The senior leader did all he could as Carolina’s comeback bid comes up just short.

Clemson v North Carolina Photo by Peyton Williams/UNC/Getty Images

Not again.

Watching Matt Coleman sink the game-winning step-back jumper at the buzzer gave me instant deja vu to the 2015 game in Austin, when Javan Felix hit his own game-winning buzzer beater. I felt like Camille Montes in Quantum of Solace when she was trapped in a burning hotel, about to die the same way her family did. “Not like this... Not this way.”

The Tar Heels did not cover themselves in glory against Texas and continued their alarming trend of high turnovers (14) mixed with low free-throw percentage (18-32, 56.3%). In the first half, the offense was stagnant, particularly when Garrison Brooks was out tending to his injured ankle. Despite missing time on the floor, he led the Tar Heels with seven points in the first half. In a game lost by a single basket, having that time back could have made up for such a fine margin.

Garrison finished the game with a team-high 18 points, and he was one of the most efficient Tar Heels on the night, shooting 58%. (Armando Bacot shot 60% but only took five shots.) Compare that to the starting backcourt (Love shot 2-13 and Davis shot 3-11), and you can clearly see where Carolina’s bread was buttered. He also contributed seven rebounds to add to UNC’s +18 rebounding advantage.

Against the Longhorns, Garrison played his greatest hits (jump hooks, drop steps, layups), but also showed some of his new stuff. He’s been workshopping a drop step, turnaround jump shot, and his jumper looks very competent. What will never change is how physical he is around the basket, easily winning fights down low against Jericho Sims and Greg Brown. He was playing grown man basketball, and some of his elbows looked like they had some extra “oomph” behind them.

As I discussed yesterday in the Stanford notes, for Garrison to go from Charmander to Charizard, he will need the perimeter players to hit shots and feed the post without turning the ball over.
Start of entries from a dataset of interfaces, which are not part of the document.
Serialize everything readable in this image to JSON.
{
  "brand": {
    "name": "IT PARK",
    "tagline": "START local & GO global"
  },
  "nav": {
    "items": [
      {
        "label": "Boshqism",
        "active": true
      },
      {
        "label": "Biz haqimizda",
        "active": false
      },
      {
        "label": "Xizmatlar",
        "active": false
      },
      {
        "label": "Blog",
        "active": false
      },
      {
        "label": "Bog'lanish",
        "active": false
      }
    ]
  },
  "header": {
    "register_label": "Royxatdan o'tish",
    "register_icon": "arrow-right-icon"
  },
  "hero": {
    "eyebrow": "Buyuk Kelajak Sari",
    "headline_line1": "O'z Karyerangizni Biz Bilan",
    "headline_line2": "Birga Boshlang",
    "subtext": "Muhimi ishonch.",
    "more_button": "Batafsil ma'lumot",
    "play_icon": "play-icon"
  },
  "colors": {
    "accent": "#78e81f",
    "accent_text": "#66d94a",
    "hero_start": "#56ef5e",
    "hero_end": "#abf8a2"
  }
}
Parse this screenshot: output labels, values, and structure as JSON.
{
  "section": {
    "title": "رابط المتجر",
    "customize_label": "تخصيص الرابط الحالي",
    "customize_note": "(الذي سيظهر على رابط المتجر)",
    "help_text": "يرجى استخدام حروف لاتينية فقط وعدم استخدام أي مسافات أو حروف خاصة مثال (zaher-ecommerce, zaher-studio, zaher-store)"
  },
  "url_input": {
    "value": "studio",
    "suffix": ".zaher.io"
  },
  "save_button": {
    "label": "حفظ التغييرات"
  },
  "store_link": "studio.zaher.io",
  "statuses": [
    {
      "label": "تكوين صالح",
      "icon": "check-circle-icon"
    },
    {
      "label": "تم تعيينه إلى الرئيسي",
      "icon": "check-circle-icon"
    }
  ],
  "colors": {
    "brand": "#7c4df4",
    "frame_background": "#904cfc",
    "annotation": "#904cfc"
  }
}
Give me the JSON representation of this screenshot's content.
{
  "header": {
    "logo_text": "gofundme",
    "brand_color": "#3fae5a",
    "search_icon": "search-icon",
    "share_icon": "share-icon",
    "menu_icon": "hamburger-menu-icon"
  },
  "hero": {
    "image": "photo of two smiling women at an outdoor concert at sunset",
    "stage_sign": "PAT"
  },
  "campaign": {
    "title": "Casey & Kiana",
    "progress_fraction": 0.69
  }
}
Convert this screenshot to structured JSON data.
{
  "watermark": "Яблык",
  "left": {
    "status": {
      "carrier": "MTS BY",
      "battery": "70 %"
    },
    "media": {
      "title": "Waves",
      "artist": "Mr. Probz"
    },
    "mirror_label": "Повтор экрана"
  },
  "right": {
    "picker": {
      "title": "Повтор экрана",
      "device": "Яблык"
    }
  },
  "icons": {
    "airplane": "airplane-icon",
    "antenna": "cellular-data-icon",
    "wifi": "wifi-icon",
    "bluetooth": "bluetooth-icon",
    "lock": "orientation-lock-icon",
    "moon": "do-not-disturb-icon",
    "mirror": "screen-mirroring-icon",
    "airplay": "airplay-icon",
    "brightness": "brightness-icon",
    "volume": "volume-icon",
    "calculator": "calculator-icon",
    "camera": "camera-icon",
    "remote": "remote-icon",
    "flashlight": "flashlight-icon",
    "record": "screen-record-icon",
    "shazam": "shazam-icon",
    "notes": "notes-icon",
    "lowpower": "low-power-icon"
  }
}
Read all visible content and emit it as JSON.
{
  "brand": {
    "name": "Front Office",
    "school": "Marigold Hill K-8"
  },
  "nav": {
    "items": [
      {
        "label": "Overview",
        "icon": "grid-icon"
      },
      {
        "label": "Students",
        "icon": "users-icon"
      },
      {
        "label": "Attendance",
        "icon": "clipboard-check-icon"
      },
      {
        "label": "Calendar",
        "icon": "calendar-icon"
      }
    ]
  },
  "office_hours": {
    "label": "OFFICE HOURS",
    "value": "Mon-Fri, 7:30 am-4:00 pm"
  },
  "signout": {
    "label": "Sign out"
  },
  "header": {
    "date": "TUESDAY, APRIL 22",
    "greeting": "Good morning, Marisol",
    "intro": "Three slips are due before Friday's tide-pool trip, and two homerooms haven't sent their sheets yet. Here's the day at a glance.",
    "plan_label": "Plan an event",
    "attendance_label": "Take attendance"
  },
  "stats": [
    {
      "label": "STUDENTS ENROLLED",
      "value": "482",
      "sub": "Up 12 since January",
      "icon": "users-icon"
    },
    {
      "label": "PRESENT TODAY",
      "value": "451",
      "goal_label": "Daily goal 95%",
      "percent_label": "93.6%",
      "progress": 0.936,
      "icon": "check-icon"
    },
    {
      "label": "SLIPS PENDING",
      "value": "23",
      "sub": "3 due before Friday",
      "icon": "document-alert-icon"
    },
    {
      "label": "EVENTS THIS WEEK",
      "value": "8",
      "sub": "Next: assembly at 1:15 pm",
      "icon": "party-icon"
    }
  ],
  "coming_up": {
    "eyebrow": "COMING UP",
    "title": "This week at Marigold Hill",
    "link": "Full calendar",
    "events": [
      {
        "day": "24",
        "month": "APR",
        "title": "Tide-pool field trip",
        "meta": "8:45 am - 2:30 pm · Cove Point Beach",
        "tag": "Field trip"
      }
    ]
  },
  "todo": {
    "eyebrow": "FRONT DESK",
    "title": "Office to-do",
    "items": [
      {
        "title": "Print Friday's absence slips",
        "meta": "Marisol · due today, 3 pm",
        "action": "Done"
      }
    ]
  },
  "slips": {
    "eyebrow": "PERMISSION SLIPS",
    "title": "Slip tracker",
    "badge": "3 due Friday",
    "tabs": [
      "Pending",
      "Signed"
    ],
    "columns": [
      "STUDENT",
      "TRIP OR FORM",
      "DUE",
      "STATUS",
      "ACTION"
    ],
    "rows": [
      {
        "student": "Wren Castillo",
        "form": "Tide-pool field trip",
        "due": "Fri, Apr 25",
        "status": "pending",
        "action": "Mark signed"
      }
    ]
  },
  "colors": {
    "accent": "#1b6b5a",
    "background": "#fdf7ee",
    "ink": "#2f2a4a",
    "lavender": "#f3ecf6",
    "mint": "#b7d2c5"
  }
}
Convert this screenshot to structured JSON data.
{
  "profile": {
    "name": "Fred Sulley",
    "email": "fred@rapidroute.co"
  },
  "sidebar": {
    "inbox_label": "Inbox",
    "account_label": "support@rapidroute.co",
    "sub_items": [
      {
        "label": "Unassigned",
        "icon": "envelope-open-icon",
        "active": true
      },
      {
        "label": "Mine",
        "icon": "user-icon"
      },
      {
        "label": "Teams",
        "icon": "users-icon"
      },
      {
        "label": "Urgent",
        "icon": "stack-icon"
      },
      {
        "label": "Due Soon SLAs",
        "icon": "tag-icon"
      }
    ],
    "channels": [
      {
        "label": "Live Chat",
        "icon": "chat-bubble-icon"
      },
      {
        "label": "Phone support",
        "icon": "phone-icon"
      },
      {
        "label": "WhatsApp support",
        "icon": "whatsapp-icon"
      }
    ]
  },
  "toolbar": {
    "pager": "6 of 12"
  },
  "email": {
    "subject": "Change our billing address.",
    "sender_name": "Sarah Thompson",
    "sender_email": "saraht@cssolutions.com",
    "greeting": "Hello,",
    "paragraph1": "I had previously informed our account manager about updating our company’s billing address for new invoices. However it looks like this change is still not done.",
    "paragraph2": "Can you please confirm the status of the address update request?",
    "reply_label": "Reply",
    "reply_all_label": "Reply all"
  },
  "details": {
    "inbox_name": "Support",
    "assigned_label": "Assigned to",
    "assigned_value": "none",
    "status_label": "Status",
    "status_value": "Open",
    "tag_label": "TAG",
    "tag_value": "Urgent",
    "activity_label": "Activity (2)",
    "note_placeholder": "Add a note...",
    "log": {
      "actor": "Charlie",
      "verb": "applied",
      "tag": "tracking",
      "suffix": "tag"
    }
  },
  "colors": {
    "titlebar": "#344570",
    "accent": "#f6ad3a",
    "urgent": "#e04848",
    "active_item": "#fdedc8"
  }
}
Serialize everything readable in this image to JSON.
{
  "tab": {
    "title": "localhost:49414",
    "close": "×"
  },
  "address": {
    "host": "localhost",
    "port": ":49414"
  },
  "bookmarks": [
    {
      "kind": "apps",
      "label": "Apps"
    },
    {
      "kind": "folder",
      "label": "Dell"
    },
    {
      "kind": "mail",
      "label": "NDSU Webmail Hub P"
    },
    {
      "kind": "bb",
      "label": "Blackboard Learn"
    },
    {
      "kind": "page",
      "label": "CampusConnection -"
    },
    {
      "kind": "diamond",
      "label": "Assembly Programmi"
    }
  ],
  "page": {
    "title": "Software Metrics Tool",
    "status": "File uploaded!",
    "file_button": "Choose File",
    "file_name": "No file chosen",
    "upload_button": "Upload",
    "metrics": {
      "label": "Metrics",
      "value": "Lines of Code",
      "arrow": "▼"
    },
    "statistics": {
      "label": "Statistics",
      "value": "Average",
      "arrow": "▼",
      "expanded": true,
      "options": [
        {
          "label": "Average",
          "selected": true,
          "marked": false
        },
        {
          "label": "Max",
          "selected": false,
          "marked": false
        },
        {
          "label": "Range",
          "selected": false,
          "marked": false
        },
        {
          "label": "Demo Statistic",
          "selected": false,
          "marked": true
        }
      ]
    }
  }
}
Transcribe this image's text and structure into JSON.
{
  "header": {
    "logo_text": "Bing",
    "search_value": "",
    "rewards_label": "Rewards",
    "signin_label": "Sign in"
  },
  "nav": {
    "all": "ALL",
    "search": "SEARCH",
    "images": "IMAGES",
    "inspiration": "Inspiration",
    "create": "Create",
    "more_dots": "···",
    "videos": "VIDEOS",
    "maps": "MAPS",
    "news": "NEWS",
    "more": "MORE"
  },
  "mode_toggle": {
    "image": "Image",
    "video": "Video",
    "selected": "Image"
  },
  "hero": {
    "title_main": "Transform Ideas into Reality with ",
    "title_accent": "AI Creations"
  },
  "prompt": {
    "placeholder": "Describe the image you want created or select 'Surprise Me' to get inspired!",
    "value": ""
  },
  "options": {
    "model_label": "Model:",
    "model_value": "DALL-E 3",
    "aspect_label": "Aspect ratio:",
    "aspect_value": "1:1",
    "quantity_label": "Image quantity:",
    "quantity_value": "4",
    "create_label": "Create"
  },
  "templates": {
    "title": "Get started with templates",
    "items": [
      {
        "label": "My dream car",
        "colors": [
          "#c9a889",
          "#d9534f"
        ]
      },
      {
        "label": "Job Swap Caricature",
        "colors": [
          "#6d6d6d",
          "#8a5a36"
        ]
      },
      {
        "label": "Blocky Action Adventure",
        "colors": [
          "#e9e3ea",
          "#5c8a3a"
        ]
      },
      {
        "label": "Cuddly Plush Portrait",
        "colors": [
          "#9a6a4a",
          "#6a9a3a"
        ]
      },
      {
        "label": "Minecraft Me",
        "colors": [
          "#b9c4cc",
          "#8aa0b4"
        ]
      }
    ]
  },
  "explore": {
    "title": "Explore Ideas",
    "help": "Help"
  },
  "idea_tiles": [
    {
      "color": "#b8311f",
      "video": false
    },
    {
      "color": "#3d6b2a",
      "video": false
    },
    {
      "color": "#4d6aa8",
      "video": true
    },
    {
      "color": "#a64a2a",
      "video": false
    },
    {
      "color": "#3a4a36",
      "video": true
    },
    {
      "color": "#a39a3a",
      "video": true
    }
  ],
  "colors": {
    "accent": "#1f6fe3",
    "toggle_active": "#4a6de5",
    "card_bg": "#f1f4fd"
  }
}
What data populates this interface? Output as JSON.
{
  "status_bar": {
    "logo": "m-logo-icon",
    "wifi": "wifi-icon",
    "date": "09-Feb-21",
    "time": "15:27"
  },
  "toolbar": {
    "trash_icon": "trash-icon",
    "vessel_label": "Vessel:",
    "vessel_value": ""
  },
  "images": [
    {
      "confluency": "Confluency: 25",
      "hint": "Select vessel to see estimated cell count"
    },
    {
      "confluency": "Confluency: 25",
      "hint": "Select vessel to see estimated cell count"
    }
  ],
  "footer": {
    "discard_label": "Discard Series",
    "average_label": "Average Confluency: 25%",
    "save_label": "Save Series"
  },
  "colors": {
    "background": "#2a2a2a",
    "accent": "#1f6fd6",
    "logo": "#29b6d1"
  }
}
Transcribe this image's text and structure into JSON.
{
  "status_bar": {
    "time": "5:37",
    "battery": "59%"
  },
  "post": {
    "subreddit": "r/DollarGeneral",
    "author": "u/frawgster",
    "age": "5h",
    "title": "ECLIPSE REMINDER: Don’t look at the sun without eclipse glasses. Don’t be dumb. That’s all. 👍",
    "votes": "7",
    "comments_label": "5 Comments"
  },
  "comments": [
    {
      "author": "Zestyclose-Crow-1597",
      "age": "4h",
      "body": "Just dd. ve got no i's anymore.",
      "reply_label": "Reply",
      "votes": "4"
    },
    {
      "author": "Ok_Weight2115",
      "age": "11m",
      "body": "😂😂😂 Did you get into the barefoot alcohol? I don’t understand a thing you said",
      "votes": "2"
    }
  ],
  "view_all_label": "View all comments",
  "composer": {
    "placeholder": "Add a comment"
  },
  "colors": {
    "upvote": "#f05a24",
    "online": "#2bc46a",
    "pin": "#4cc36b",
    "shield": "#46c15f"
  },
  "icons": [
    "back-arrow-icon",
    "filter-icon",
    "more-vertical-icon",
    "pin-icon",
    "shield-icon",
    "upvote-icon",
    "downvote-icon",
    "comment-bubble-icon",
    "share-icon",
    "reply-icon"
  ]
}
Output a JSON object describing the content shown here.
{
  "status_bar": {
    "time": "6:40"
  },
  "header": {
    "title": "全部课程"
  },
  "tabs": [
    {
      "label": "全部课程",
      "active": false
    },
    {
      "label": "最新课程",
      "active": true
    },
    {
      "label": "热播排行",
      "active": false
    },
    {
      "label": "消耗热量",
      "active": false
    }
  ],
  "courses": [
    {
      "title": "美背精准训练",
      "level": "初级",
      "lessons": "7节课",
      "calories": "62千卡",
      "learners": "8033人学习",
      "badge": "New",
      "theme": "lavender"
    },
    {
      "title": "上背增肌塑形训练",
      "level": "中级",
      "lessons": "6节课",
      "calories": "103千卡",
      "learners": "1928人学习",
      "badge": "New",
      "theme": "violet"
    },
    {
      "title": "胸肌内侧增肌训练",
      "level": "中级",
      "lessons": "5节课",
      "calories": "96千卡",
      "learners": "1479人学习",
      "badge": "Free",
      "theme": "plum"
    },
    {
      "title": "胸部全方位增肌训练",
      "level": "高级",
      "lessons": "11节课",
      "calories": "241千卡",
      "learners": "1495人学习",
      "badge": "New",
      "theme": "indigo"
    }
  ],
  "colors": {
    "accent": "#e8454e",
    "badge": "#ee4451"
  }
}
When Carolina’s overall efficiency improves, Garrison’s contributions will skyrocket.

It will likely take the freshmen ten or more games to figure things out and play at Roy’s preferred tempo while not making mistakes, so Garrison’s role will become even more important in the interim. He’ll be a barometer for how well Carolina does as a team with his individual productivity.

Hopefully Garrison has a chance to ice up that ankle between now and Tuesday night. Luka Garza and the Hawkeyes are waiting.